Task ▸
In the entries below, find each line with the word "heading" and return it.

Page and application data records:
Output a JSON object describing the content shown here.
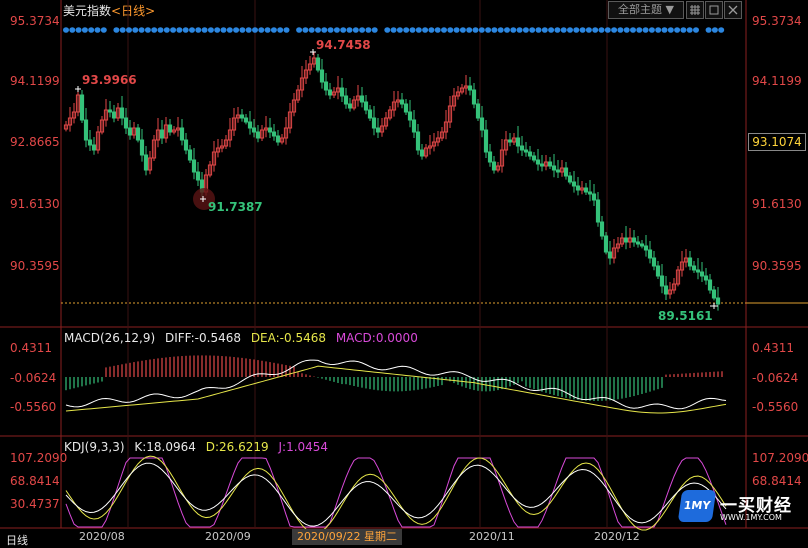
{
  "window": {
    "title": "美元指数",
    "period": "<日线>",
    "theme_button": "全部主题",
    "ctrl_icons": [
      "grid-icon",
      "restore-icon",
      "close-icon"
    ],
    "selected_price": "93.1074"
  },
  "main_axis": {
    "ticks": [
      "95.3734",
      "94.1199",
      "92.8665",
      "91.6130",
      "90.3595"
    ],
    "labels": {
      "high": "94.7458",
      "left_high": "93.9966",
      "low_mid": "91.7387",
      "last_low": "89.5161"
    }
  },
  "macd": {
    "header": {
      "name": "MACD(26,12,9)",
      "diff": "DIFF:-0.5468",
      "dea": "DEA:-0.5468",
      "macd": "MACD:0.0000"
    },
    "ticks": [
      "0.4311",
      "-0.0624",
      "-0.5560"
    ]
  },
  "kdj": {
    "header": {
      "name": "KDJ(9,3,3)",
      "k": "K:18.0964",
      "d": "D:26.6219",
      "j": "J:1.0454"
    },
    "ticks": [
      "107.2090",
      "68.8414",
      "30.4737"
    ]
  },
  "x_axis": {
    "dates": [
      "2020/08",
      "2020/09",
      "2020/11",
      "2020/12"
    ],
    "selected": "2020/09/22 星期二",
    "left_corner": "日线"
  },
  "logo": {
    "badge": "1MY",
    "main": "一买财经",
    "url": "WWW.1MY.COM"
  },
  "colors": {
    "up": "#e24848",
    "down": "#35c27a",
    "diff_line": "#ffffff",
    "dea_line": "#e6e64a",
    "j_line": "#d84ad8",
    "dots": "#2b86e0"
  }
}
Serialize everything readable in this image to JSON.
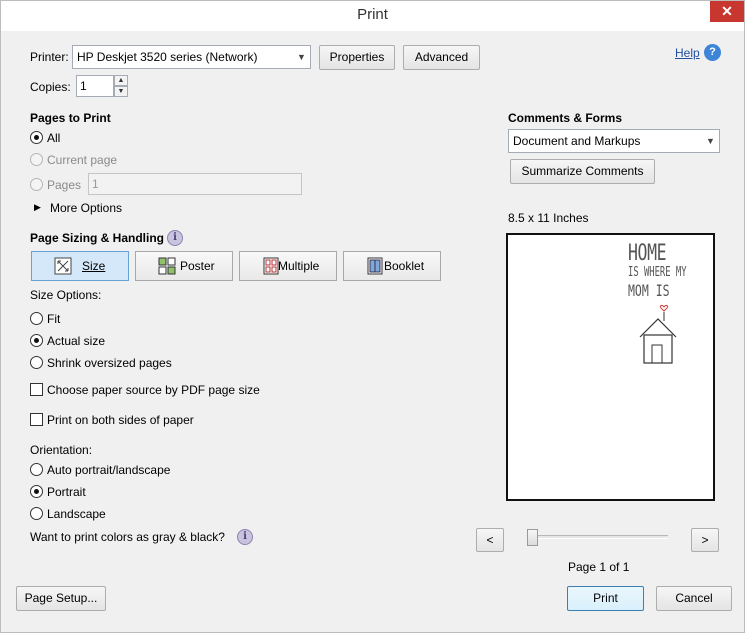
{
  "window": {
    "title": "Print",
    "close_glyph": "✕"
  },
  "printer": {
    "label": "Printer:",
    "value": "HP Deskjet 3520 series (Network)",
    "properties_label": "Properties",
    "advanced_label": "Advanced"
  },
  "copies": {
    "label": "Copies:",
    "value": "1"
  },
  "help": {
    "label": "Help",
    "icon": "?"
  },
  "pages_to_print": {
    "heading": "Pages to Print",
    "all_label": "All",
    "current_page_label": "Current page",
    "pages_label": "Pages",
    "pages_value": "1",
    "more_options_label": "More Options",
    "selected": "All"
  },
  "comments_forms": {
    "heading": "Comments & Forms",
    "value": "Document and Markups",
    "summarize_label": "Summarize Comments"
  },
  "page_sizing": {
    "heading": "Page Sizing & Handling",
    "info_glyph": "i",
    "tabs": [
      {
        "label": "Size",
        "icon": "size-icon",
        "active": true
      },
      {
        "label": "Poster",
        "icon": "poster-icon",
        "active": false
      },
      {
        "label": "Multiple",
        "icon": "multiple-icon",
        "active": false
      },
      {
        "label": "Booklet",
        "icon": "booklet-icon",
        "active": false
      }
    ]
  },
  "size_options": {
    "label": "Size Options:",
    "fit_label": "Fit",
    "actual_label": "Actual size",
    "shrink_label": "Shrink oversized pages",
    "selected": "Actual size",
    "paper_source_label": "Choose paper source by PDF page size",
    "paper_source_checked": false,
    "both_sides_label": "Print on both sides of paper",
    "both_sides_checked": false
  },
  "orientation": {
    "label": "Orientation:",
    "auto_label": "Auto portrait/landscape",
    "portrait_label": "Portrait",
    "landscape_label": "Landscape",
    "selected": "Portrait"
  },
  "gray": {
    "label": "Want to print colors as gray & black?",
    "info_glyph": "i"
  },
  "preview": {
    "size_label": "8.5 x 11 Inches",
    "doc_line1": "HOME",
    "doc_line2": "IS WHERE MY",
    "doc_line3": "MOM IS",
    "prev_glyph": "<",
    "next_glyph": ">",
    "page_status": "Page 1 of 1",
    "page_position": 1,
    "page_count": 1
  },
  "footer": {
    "page_setup_label": "Page Setup...",
    "print_label": "Print",
    "cancel_label": "Cancel"
  }
}
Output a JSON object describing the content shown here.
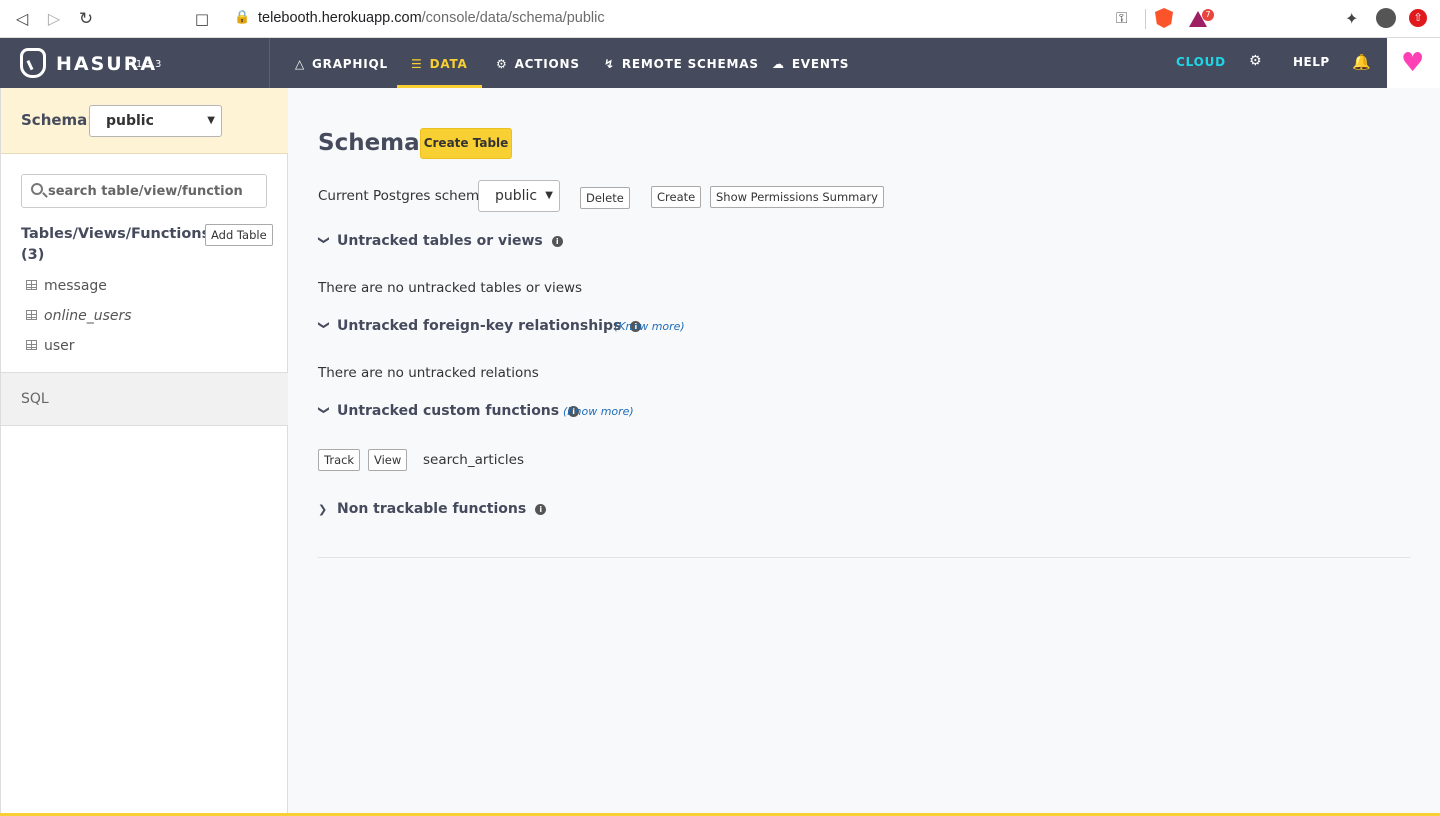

Output ▸
    "heading": "Pages to Print",
    "heading": "Comments & Forms",
    "heading": "Page Sizing & Handling",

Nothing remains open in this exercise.